The mandate to bless the nations began with Abraham.  God’s promise to bless all nations through Abraham provides the biblical foundation and the proper heart attitude for ministry.

“Blessings” refers to God’s gracious favour and power bestowed on those who respond to Him by faith.  The blessing so His favour draws us into relationship with Himself, resulting in peace, well-being and salvation.

In Christ, we discover the demonstration of God’s liberating power,  Paul highlights the relational and powerful dimensions of blessing in Christ most explicitly in Galatians.

Implicit in the Abrahamic blessing, we find our mandate as well as our message.

 And the scripture, foreseeing that God would justify the Gentiles by faith, declared the gospel beforehand to Abraham, saying, “All the Gentiles shall be blessed in you.” – Galatians 3:8

Our core message of the blessing which is in Christ aligns with our core mandate to bring Christ’s blessing to all nations.

Blessing pronounced

PlanetEarth

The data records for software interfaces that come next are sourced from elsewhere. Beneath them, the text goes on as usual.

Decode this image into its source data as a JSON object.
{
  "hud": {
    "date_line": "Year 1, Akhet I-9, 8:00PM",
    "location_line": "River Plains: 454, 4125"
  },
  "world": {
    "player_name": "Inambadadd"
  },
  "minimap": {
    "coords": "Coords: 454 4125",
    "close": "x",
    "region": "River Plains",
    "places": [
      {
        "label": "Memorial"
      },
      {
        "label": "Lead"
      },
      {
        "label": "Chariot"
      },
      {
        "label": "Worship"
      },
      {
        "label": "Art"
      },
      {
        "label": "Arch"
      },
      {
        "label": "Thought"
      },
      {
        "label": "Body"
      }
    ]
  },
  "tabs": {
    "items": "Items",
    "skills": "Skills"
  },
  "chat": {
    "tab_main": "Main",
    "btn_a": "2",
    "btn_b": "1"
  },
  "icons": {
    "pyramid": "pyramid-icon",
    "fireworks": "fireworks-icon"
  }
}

“Then the man said, “Let me go, for the dawn is breaking!” But Jacob said, “I will not let you go unless you bless me.” “What is your name?” the man asked. He replied, “Jacob.”  “Your name will no longer be Jacob,” the man told him. “From now on you will be called Israel, because you have fought with God and with men and have won.”  “Please tell me your name,” Jacob said.  “Why do you want to know my name?” the man replied. Then he blessed Jacob there.”

Genesis 32:26-29

God pronounced blessing as early as the fifth day of creation. Blessing is God’s goodness made “gooder.”

Further into the record of Genesis, we see more occasions in which the words of blessing are pronounced.  Jacob’s struggle with Esau to obtain his father’s pronouncement of blessing is the most prominent instance.  His struggle with an angel (or with God?) to obtain a pronouncement of blessing is noteworthy.  In every case, this verbal giving of blessing was understood as far more than words, but as an irrevocable transfer of God’s special enablement and abundance.